Damandrion was a village near Polichnitos, Lesvos, during the 16th century. Then it was mentioned in the metropolitan code of the Holy Metropolis of Mytilene. In the following century, many small villages of the region were destroyed by pirates or for other reasons abandoned by their residents, who then gathered to the four biggest villages in the region (Polichnitos, Vasilika, Lisvori, and Vrisa). That was also the case with Damandrion.
Regarding the foundation and first operation of the monastery, there are two stories. According to the first, the monastery preexisted as an urban monastery in or near Damandrion village. According to the other, the monastery was founded by the few monks of another nearby monastery, named “Palaeomonastera” (of which only a few ruins have been saved), who after surviving a pirate raid resorted to the deserted parochial church of the Theotokos in Damandrion, which they turned into the catholicon of the newly founded monastery.
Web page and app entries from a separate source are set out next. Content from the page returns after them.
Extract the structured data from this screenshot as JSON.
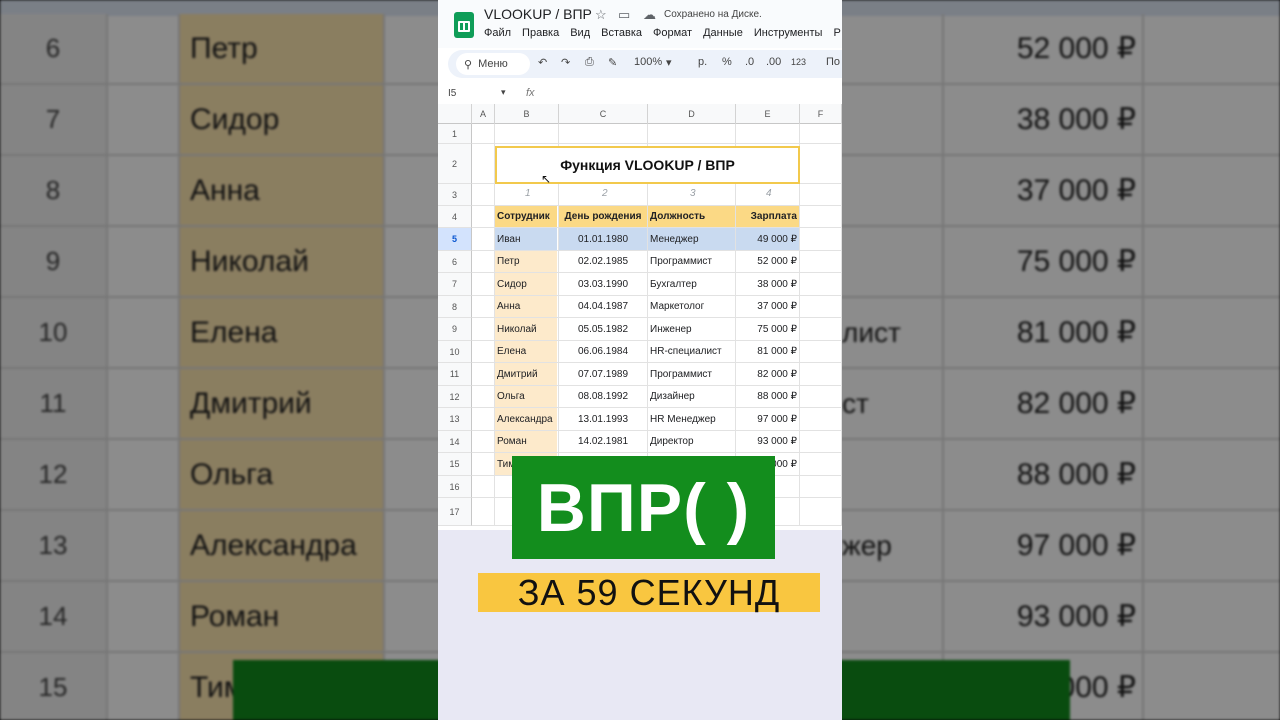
{
  "app": {
    "doc_title": "VLOOKUP / ВПР",
    "save_status": "Сохранено на Диске.",
    "menu": [
      "Файл",
      "Правка",
      "Вид",
      "Вставка",
      "Формат",
      "Данные",
      "Инструменты",
      "Р"
    ],
    "toolbar": {
      "search_placeholder": "Меню",
      "zoom": "100%",
      "currency": "р.",
      "percent": "%",
      "dec_less": ".0",
      "dec_more": ".00",
      "number_format": "123",
      "more": "По"
    },
    "name_box": "I5",
    "fx": "fx"
  },
  "sheet": {
    "columns": [
      "A",
      "B",
      "C",
      "D",
      "E",
      "F"
    ],
    "row_numbers": [
      "1",
      "2",
      "3",
      "4",
      "5",
      "6",
      "7",
      "8",
      "9",
      "10",
      "11",
      "12",
      "13",
      "14",
      "15",
      "16",
      "17"
    ],
    "active_row": "5",
    "title": "Функция VLOOKUP / ВПР",
    "column_index": [
      "1",
      "2",
      "3",
      "4"
    ],
    "headers": [
      "Сотрудник",
      "День рождения",
      "Должность",
      "Зарплата"
    ],
    "rows": [
      {
        "name": "Иван",
        "date": "01.01.1980",
        "role": "Менеджер",
        "salary": "49 000 ₽"
      },
      {
        "name": "Петр",
        "date": "02.02.1985",
        "role": "Программист",
        "salary": "52 000 ₽"
      },
      {
        "name": "Сидор",
        "date": "03.03.1990",
        "role": "Бухгалтер",
        "salary": "38 000 ₽"
      },
      {
        "name": "Анна",
        "date": "04.04.1987",
        "role": "Маркетолог",
        "salary": "37 000 ₽"
      },
      {
        "name": "Николай",
        "date": "05.05.1982",
        "role": "Инженер",
        "salary": "75 000 ₽"
      },
      {
        "name": "Елена",
        "date": "06.06.1984",
        "role": "HR-специалист",
        "salary": "81 000 ₽"
      },
      {
        "name": "Дмитрий",
        "date": "07.07.1989",
        "role": "Программист",
        "salary": "82 000 ₽"
      },
      {
        "name": "Ольга",
        "date": "08.08.1992",
        "role": "Дизайнер",
        "salary": "88 000 ₽"
      },
      {
        "name": "Александра",
        "date": "13.01.1993",
        "role": "HR Менеджер",
        "salary": "97 000 ₽"
      },
      {
        "name": "Роман",
        "date": "14.02.1981",
        "role": "Директор",
        "salary": "93 000 ₽"
      },
      {
        "name": "Тим",
        "date": "",
        "role": "",
        "salary": "000 ₽"
      }
    ]
  },
  "overlay": {
    "headline": "ВПР( )",
    "subline": "ЗА 59 СЕКУНД"
  },
  "background": {
    "rows": [
      {
        "num": "6",
        "name": "Петр",
        "role": "",
        "salary": "52 000 ₽"
      },
      {
        "num": "7",
        "name": "Сидор",
        "role": "",
        "salary": "38 000 ₽"
      },
      {
        "num": "8",
        "name": "Анна",
        "role": "",
        "salary": "37 000 ₽"
      },
      {
        "num": "9",
        "name": "Николай",
        "role": "",
        "salary": "75 000 ₽"
      },
      {
        "num": "10",
        "name": "Елена",
        "role": "лист",
        "salary": "81 000 ₽"
      },
      {
        "num": "11",
        "name": "Дмитрий",
        "role": "ст",
        "salary": "82 000 ₽"
      },
      {
        "num": "12",
        "name": "Ольга",
        "role": "",
        "salary": "88 000 ₽"
      },
      {
        "num": "13",
        "name": "Александра",
        "role": "жер",
        "salary": "97 000 ₽"
      },
      {
        "num": "14",
        "name": "Роман",
        "role": "",
        "salary": "93 000 ₽"
      },
      {
        "num": "15",
        "name": "Тим",
        "role": "",
        "salary": "000 ₽"
      }
    ]
  },
  "colors": {
    "name_fill": "#fdeacb",
    "header_fill": "#fbd985",
    "selection": "#c9daf0",
    "title_border": "#f2c94c",
    "green_badge": "#138d1d",
    "yellow_badge": "#f9c640"
  }
}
Or they could also have settled in the preexisting monastery.
The operation of the monastery is also proven by Ottoman tax ledger books, according to which in 1548 the monastery existed and paid taxes. The monastery quickly grew, however that didn’t last much. Soon there were no monks left and the Holy Metropolis and the Ecumenical Patriarchate only attended at the preservation of its buildings and its real property by leasing it out to priest or laymen from the region. Finally, in 1933 it was reclassified as a metropolitan farmstead. It was then that the whitewashed frescoes of the catholicon were discovered. From 1959 and for around 30 years, in a newly erected building, operated a nursing home under the supervision of the Holy Metropolis of Mytilene and local clergy. For around another 20 years, the compound was closed and abandoned (only a nun was shortly sheltered there). Finally, in 2006 the monastery was reestablished and hieromonk Michael Tyropolis settled there.
The monasterial entrance lies beneath the hegumeny. On both sides of the entryway, the ramblers can find stone benches covered with wood for their rest. All around they can see items and photos from a long-gone era and the doorway of the small museum.
Walking inside, one can see the small paved yard with the raised catholicon church of the Dormition of the Theotokos lying on the right. From beneath the church streams out a holy spring. The cells lie on the left, while in the background, untapped for the moment, there are the nursing home buildings.
The monastery catholicon is dedicated to the Dormition of the Theotokos. It has a single-aisled basilica architecture with a covered narthex. There is a single entrance with a two-sided stairway, beneath the landing of which streams the spring. The roof has probably been destroyed and reconstructed, which can tell for it having no frescoes, unlike the walls. The ground is covered by old unsymmetrical paving stones, some of which are embossed with folk art.
The three icons of the iconostasis are remarkable. Only the icon on the shrine, “the Unfading Rose”, dates back to the 16th century. The icon of the Theotokos is a copy of an older icon that is now kept in the Mytilene Ecclesiastical Museum. It depicts Theotokos Hodegetria with Christ in her left hand and it dates to the late 17th century. Neither the icon of Christ on the iconostasis is the original one. It is an old icon (1775) of the Pantocrator. Finally, the icon of the Forerunner dates to the early 18th century and depicts Saint John the Baptist with angelic wings and a scroll on his left hand. Damandrion frescoes were discovered after 1932 and are of the most noteworthy on the island. The date back to around the 16th century, while some were recolored during the 18th century by a painter coming from Chios with the signature “1733 Michael Chomatzas of Chios supposedly a painter.”
There are remnants of many outer chapels that once belonged to the Damandrion monastery. Most remarkable is Panagia (ruined) and Saint George (half-ruined), where ruins of the old monastic cells can be seen. There are also remnants of the chapels of the Myrrhbearers, Saint Marina and the Transfiguration. Saint Paraskevi, Taxiarch Michael, Saint Basil chapels stand in good shape, while Saint Demetrius chapel near the monastery was renovated in 2009. Finally, the previously so-called Saint George Holy Shrine in Melanta was declared a dependency of Damandrion.
The monastery is celebrated twice a year. On August 23, the feast of the Apodosis of the Dormition of the Theotokos and, following a decades-old custom, on August 6, the feast of the Transfiguration of the Savior. The Divine Liturgy is regularly held on every Saturday after the midnight office, the vespers and the hours and starts at 7.30 a.m.
Phone number: 22520 – 41319
Address: Damandrion Monastery, 813 00 Polichnitos (Lesvos)